Mystery of Florence's Cathedral Dome May Be Solved
Architect Massimo Ricci's theories are explored this week in a NOVA/National Geographic special.
Nearly six centuries after it was completed, the dome of Santa Maria del Fiore cathedral in Florence—a cathedral known around the world simply as il Duomo—remains that city's icon and greatest pride. Built without flying buttresses or freestanding scaffolding, using experimental methods that many contemporaries believed would surely fail, the 150-foot-wide (46-meter-wide) dome effectively ignited the creative explosion known as the Renaissance.
Its creator, Filippo Brunelleschi, a homely, hot-tempered goldsmith with no serious architectural training, is a hero to his fellow Florentines—and to one modern architect in particular. (Read more about il Duomo in the February 2014 issue of National Geographic magazine.)
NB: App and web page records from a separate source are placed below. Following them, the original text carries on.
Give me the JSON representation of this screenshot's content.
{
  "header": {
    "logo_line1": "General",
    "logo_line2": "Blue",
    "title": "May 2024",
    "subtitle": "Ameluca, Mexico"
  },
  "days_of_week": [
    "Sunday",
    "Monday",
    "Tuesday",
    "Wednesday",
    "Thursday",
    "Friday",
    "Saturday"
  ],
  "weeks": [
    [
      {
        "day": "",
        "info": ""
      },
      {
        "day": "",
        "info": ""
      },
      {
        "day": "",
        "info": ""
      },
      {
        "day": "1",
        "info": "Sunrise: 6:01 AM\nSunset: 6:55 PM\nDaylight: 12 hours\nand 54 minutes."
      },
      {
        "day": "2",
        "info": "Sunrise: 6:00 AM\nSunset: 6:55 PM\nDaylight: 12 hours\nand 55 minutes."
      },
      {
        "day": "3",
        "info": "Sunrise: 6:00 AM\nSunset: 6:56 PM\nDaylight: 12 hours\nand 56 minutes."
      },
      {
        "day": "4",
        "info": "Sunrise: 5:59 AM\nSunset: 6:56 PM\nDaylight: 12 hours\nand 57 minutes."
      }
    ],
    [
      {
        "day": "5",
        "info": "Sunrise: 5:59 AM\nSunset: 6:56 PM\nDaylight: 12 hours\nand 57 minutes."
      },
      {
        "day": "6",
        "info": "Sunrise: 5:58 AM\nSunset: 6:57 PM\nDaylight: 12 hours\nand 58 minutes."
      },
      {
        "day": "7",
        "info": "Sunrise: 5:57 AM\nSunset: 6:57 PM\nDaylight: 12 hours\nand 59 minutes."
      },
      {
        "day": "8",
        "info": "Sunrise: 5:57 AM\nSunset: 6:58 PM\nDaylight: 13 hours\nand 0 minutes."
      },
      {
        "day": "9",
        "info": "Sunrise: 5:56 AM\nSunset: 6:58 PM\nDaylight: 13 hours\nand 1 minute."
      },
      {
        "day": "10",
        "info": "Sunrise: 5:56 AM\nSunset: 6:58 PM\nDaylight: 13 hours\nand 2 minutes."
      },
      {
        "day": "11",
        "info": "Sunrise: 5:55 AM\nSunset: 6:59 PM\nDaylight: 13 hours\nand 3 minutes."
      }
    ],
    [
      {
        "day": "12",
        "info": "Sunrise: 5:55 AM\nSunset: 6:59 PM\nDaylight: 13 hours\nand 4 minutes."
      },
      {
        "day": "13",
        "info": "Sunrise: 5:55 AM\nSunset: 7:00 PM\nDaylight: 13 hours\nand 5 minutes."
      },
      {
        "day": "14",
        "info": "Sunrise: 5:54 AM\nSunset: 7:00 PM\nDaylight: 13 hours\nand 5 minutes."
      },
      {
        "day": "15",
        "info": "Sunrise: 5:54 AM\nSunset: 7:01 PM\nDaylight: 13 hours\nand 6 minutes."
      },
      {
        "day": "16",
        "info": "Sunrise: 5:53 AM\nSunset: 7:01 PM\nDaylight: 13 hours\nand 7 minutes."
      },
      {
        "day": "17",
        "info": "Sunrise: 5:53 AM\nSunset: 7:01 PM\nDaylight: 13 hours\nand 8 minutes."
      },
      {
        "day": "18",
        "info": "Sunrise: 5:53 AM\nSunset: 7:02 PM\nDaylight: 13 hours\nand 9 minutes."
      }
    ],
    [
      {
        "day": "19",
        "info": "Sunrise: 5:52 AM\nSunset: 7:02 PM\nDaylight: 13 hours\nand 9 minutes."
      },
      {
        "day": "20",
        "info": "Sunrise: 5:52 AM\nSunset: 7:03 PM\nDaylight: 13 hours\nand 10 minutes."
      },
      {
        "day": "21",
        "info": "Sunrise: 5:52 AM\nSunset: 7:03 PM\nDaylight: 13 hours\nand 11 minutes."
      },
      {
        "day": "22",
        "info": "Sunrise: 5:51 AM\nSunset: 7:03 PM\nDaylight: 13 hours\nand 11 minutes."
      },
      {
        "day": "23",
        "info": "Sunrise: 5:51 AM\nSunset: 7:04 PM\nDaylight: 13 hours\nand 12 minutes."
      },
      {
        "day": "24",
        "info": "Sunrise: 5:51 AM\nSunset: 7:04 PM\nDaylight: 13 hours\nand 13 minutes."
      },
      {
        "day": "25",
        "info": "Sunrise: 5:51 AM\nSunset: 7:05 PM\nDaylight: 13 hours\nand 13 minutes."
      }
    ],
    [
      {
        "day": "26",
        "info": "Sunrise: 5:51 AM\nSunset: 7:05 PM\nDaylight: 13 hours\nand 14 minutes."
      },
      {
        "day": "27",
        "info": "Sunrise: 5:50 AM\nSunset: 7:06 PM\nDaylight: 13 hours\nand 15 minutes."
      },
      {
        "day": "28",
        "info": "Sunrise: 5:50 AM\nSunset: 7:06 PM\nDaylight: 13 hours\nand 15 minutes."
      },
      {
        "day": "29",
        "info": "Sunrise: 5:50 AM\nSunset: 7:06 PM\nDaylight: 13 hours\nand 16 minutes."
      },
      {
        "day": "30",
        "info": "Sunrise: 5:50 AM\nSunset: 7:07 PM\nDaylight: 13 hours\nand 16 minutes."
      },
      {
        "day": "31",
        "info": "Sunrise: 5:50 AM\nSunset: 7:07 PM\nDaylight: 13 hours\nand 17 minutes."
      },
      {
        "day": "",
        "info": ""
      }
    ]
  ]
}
Last April 15, on the 567th anniversary of Brunelleschi's death, I stood in the portal of the Florence